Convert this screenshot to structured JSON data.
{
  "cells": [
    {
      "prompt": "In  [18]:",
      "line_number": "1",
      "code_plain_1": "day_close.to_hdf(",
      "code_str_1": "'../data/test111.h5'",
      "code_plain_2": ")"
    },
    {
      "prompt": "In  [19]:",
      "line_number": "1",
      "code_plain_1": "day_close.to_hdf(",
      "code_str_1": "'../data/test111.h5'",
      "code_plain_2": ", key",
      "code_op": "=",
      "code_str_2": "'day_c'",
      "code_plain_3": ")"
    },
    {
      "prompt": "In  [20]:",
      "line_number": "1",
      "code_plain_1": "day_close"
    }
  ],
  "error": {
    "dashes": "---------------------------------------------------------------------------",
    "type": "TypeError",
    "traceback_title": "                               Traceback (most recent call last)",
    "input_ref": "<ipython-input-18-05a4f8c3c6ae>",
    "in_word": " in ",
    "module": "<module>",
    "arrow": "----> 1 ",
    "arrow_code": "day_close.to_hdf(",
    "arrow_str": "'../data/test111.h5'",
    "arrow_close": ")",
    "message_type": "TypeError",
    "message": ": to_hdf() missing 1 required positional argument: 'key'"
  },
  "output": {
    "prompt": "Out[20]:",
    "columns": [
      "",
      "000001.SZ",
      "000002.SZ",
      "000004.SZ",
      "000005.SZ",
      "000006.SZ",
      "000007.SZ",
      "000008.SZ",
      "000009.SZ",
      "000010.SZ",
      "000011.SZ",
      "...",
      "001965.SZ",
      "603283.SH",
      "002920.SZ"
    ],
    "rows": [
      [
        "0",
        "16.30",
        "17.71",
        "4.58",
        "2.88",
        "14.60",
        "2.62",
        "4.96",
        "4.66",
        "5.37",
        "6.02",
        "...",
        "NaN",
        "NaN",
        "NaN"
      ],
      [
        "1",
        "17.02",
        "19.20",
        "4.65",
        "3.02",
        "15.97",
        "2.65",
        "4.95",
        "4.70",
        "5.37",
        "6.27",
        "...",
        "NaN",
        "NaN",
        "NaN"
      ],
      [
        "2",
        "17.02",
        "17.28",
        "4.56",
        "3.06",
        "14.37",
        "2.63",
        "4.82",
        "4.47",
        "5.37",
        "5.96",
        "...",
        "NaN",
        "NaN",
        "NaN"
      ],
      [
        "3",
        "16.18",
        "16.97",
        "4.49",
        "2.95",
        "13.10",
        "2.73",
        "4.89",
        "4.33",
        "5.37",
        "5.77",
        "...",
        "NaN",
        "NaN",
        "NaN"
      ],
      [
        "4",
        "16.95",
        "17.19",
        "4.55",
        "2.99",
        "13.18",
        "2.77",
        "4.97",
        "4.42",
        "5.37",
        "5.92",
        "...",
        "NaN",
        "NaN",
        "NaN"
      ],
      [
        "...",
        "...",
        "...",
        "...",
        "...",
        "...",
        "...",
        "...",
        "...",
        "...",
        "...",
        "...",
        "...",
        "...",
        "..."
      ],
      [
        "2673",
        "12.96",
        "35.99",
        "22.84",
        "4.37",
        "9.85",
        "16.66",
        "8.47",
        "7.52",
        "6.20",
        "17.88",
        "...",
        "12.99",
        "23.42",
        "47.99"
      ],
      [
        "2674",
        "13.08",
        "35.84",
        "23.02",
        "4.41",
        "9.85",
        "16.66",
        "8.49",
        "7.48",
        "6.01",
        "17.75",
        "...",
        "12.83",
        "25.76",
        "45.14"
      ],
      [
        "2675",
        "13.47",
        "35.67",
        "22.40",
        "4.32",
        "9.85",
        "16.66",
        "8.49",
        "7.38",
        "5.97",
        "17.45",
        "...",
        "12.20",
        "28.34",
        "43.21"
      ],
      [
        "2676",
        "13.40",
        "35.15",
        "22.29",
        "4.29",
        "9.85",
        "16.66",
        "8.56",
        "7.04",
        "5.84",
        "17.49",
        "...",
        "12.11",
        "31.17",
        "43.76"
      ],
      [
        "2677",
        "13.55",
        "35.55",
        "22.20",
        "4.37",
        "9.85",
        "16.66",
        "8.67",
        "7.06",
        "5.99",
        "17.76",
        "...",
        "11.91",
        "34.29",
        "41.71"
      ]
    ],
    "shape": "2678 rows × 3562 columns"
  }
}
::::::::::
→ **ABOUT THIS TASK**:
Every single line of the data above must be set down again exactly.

→ **PROBLEM SOLUTION**:
Convert this screenshot to structured JSON data.
{
  "cells": [
    {
      "prompt": "In  [18]:",
      "line_number": "1",
      "code_plain_1": "day_close.to_hdf(",
      "code_str_1": "'../data/test111.h5'",
      "code_plain_2": ")"
    },
    {
      "prompt": "In  [19]:",
      "line_number": "1",
      "code_plain_1": "day_close.to_hdf(",
      "code_str_1": "'../data/test111.h5'",
      "code_plain_2": ", key",
      "code_op": "=",
      "code_str_2": "'day_c'",
      "code_plain_3": ")"
    },
    {
      "prompt": "In  [20]:",
      "line_number": "1",
      "code_plain_1": "day_close"
    }
  ],
  "error": {
    "dashes": "---------------------------------------------------------------------------",
    "type": "TypeError",
    "traceback_title": "                               Traceback (most recent call last)",
    "input_ref": "<ipython-input-18-05a4f8c3c6ae>",
    "in_word": " in ",
    "module": "<module>",
    "arrow": "----> 1 ",
    "arrow_code": "day_close.to_hdf(",
    "arrow_str": "'../data/test111.h5'",
    "arrow_close": ")",
    "message_type": "TypeError",
    "message": ": to_hdf() missing 1 required positional argument: 'key'"
  },
  "output": {
    "prompt": "Out[20]:",
    "columns": [
      "",
      "000001.SZ",
      "000002.SZ",
      "000004.SZ",
      "000005.SZ",
      "000006.SZ",
      "000007.SZ",
      "000008.SZ",
      "000009.SZ",
      "000010.SZ",
      "000011.SZ",
      "...",
      "001965.SZ",
      "603283.SH",
      "002920.SZ"
    ],
    "rows": [
      [
        "0",
        "16.30",
        "17.71",
        "4.58",
        "2.88",
        "14.60",
        "2.62",
        "4.96",
        "4.66",
        "5.37",
        "6.02",
        "...",
        "NaN",
        "NaN",
        "NaN"
      ],
      [
        "1",
        "17.02",
        "19.20",
        "4.65",
        "3.02",
        "15.97",
        "2.65",
        "4.95",
        "4.70",
        "5.37",
        "6.27",
        "...",
        "NaN",
        "NaN",
        "NaN"
      ],
      [
        "2",
        "17.02",
        "17.28",
        "4.56",
        "3.06",
        "14.37",
        "2.63",
        "4.82",
        "4.47",
        "5.37",
        "5.96",
        "...",
        "NaN",
        "NaN",
        "NaN"
      ],
      [
        "3",
        "16.18",
        "16.97",
        "4.49",
        "2.95",
        "13.10",
        "2.73",
        "4.89",
        "4.33",
        "5.37",
        "5.77",
        "...",
        "NaN",
        "NaN",
        "NaN"
      ],
      [
        "4",
        "16.95",
        "17.19",
        "4.55",
        "2.99",
        "13.18",
        "2.77",
        "4.97",
        "4.42",
        "5.37",
        "5.92",
        "...",
        "NaN",
        "NaN",
        "NaN"
      ],
      [
        "...",
        "...",
        "...",
        "...",
        "...",
        "...",
        "...",
        "...",
        "...",
        "...",
        "...",
        "...",
        "...",
        "...",
        "..."
      ],
      [
        "2673",
        "12.96",
        "35.99",
        "22.84",
        "4.37",
        "9.85",
        "16.66",
        "8.47",
        "7.52",
        "6.20",
        "17.88",
        "...",
        "12.99",
        "23.42",
        "47.99"
      ],
      [
        "2674",
        "13.08",
        "35.84",
        "23.02",
        "4.41",
        "9.85",
        "16.66",
        "8.49",
        "7.48",
        "6.01",
        "17.75",
        "...",
        "12.83",
        "25.76",
        "45.14"
      ],
      [
        "2675",
        "13.47",
        "35.67",
        "22.40",
        "4.32",
        "9.85",
        "16.66",
        "8.49",
        "7.38",
        "5.97",
        "17.45",
        "...",
        "12.20",
        "28.34",
        "43.21"
      ],
      [
        "2676",
        "13.40",
        "35.15",
        "22.29",
        "4.29",
        "9.85",
        "16.66",
        "8.56",
        "7.04",
        "5.84",
        "17.49",
        "...",
        "12.11",
        "31.17",
        "43.76"
      ],
      [
        "2677",
        "13.55",
        "35.55",
        "22.20",
        "4.37",
        "9.85",
        "16.66",
        "8.67",
        "7.06",
        "5.99",
        "17.76",
        "...",
        "11.91",
        "34.29",
        "41.71"
      ]
    ],
    "shape": "2678 rows × 3562 columns"
  }
}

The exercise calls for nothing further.